**Task prompt**: Which lines of the data contain the string "Module"? Copy every one of them.

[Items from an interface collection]
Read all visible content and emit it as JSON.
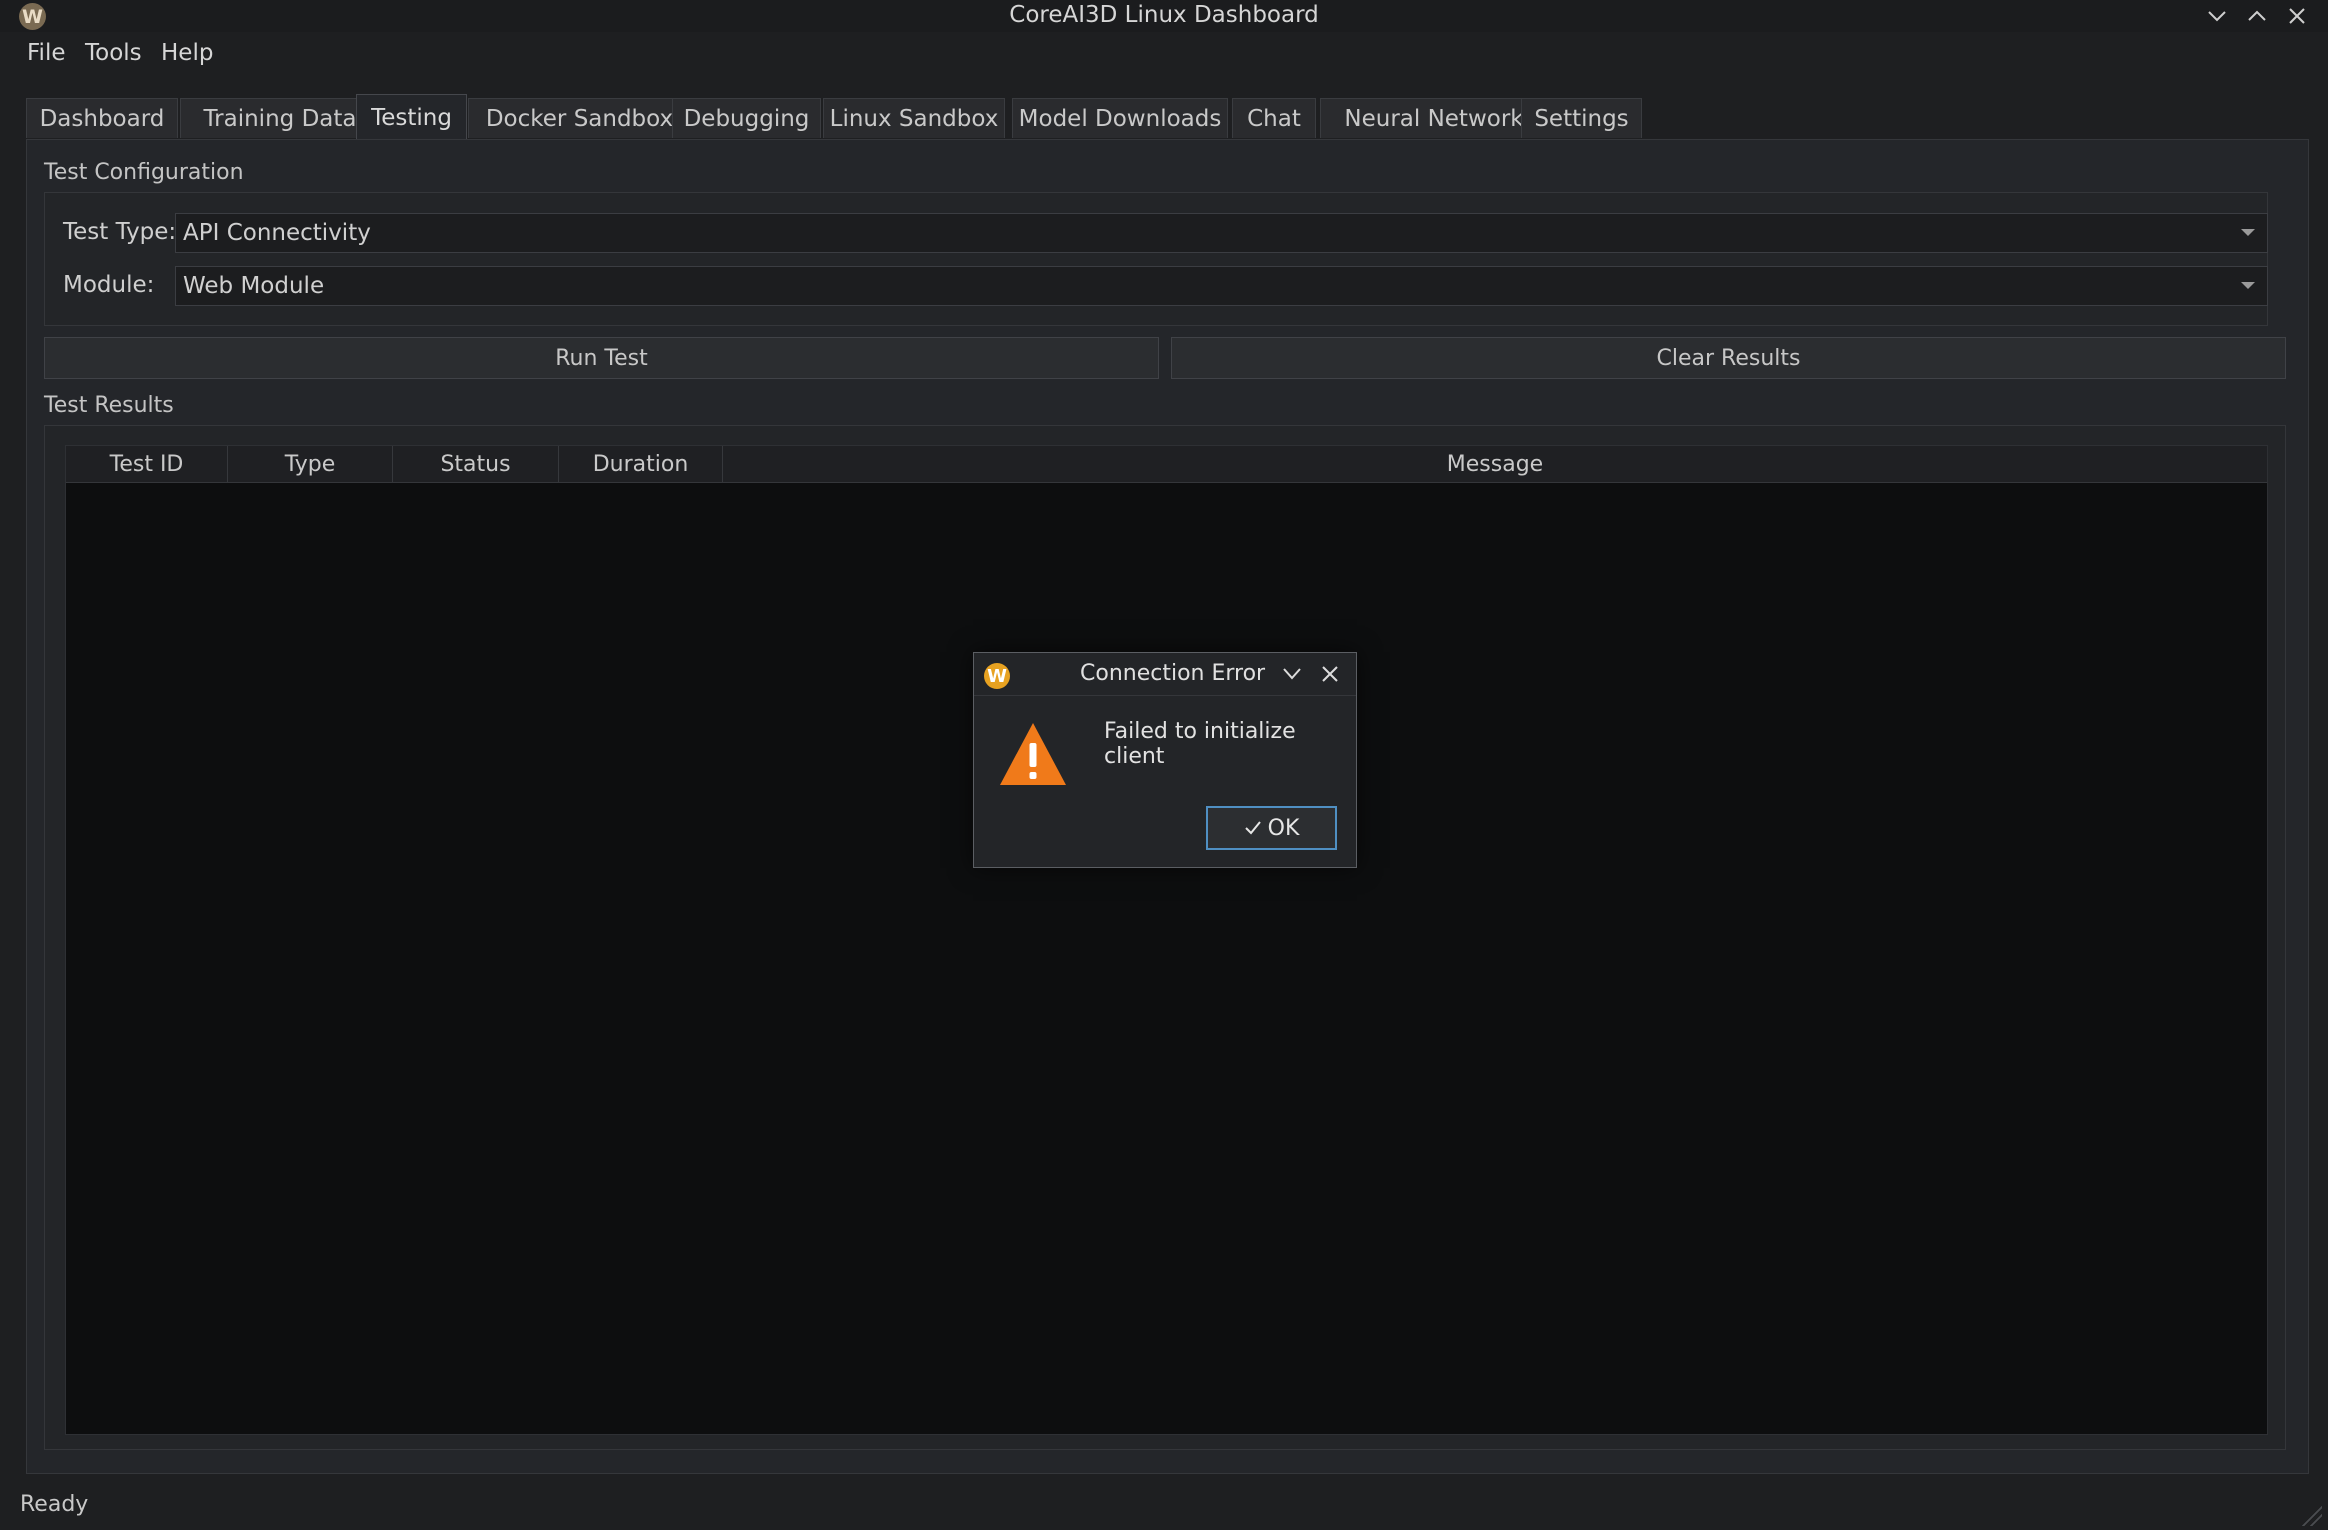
{
  "window": {
    "title": "CoreAI3D Linux Dashboard",
    "logo_letter": "W"
  },
  "menu": {
    "items": [
      "File",
      "Tools",
      "Help"
    ]
  },
  "tabs": [
    "Dashboard",
    "Training Data",
    "Testing",
    "Docker Sandbox",
    "Debugging",
    "Linux Sandbox",
    "Model Downloads",
    "Chat",
    "Neural Network",
    "Settings"
  ],
  "active_tab": "Testing",
  "test_config": {
    "title": "Test Configuration",
    "test_type_label": "Test Type:",
    "test_type_value": "API Connectivity",
    "module_label": "Module:",
    "module_value": "Web Module"
  },
  "buttons": {
    "run": "Run Test",
    "clear": "Clear Results"
  },
  "results": {
    "title": "Test Results",
    "columns": [
      "Test ID",
      "Type",
      "Status",
      "Duration",
      "Message"
    ]
  },
  "status": {
    "text": "Ready"
  },
  "dialog": {
    "title": "Connection Error",
    "message": "Failed to initialize client",
    "ok_label": "OK",
    "logo_letter": "W",
    "warning_color": "#f07a1a"
  }
}
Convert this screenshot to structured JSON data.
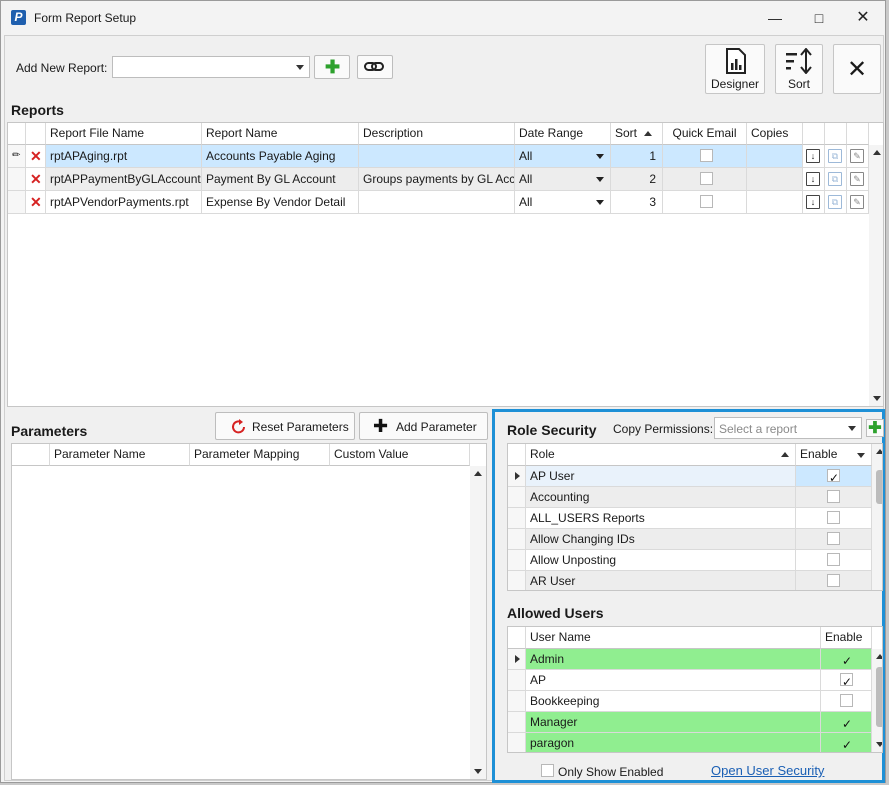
{
  "window": {
    "title": "Form Report Setup",
    "app_icon": "P"
  },
  "toolbar": {
    "add_new_report_label": "Add New Report:",
    "designer_label": "Designer",
    "sort_label": "Sort"
  },
  "reports": {
    "title": "Reports",
    "columns": [
      "Report File Name",
      "Report Name",
      "Description",
      "Date Range",
      "Sort",
      "Quick Email",
      "Copies"
    ],
    "rows": [
      {
        "file": "rptAPAging.rpt",
        "name": "Accounts Payable Aging",
        "description": "",
        "date_range": "All",
        "sort": "1",
        "copies": ""
      },
      {
        "file": "rptAPPaymentByGLAccount.",
        "name": "Payment By GL Account",
        "description": "Groups payments by GL Acc",
        "date_range": "All",
        "sort": "2",
        "copies": ""
      },
      {
        "file": "rptAPVendorPayments.rpt",
        "name": "Expense By Vendor Detail",
        "description": "",
        "date_range": "All",
        "sort": "3",
        "copies": ""
      }
    ]
  },
  "parameters": {
    "title": "Parameters",
    "reset_label": "Reset Parameters",
    "add_label": "Add Parameter",
    "columns": [
      "Parameter Name",
      "Parameter Mapping",
      "Custom Value"
    ]
  },
  "role_security": {
    "title": "Role Security",
    "copy_label": "Copy Permissions:",
    "copy_placeholder": "Select a report",
    "columns": [
      "Role",
      "Enable"
    ],
    "rows": [
      {
        "role": "AP User",
        "enabled": true
      },
      {
        "role": "Accounting",
        "enabled": false
      },
      {
        "role": "ALL_USERS Reports",
        "enabled": false
      },
      {
        "role": "Allow Changing IDs",
        "enabled": false
      },
      {
        "role": "Allow Unposting",
        "enabled": false
      },
      {
        "role": "AR User",
        "enabled": false
      }
    ]
  },
  "allowed_users": {
    "title": "Allowed Users",
    "columns": [
      "User Name",
      "Enable"
    ],
    "rows": [
      {
        "user": "Admin",
        "enabled": true
      },
      {
        "user": "AP",
        "enabled": true
      },
      {
        "user": "Bookkeeping",
        "enabled": false
      },
      {
        "user": "Manager",
        "enabled": true
      },
      {
        "user": "paragon",
        "enabled": true
      }
    ],
    "only_show_enabled_label": "Only Show Enabled",
    "open_user_security_label": "Open User Security"
  },
  "colors": {
    "highlight": "#1e90d6",
    "green_row": "#90ee90",
    "selected_row": "#cce8ff"
  }
}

**Response box**:
    "module_label": "Module:",
    "module_value": "Web Module"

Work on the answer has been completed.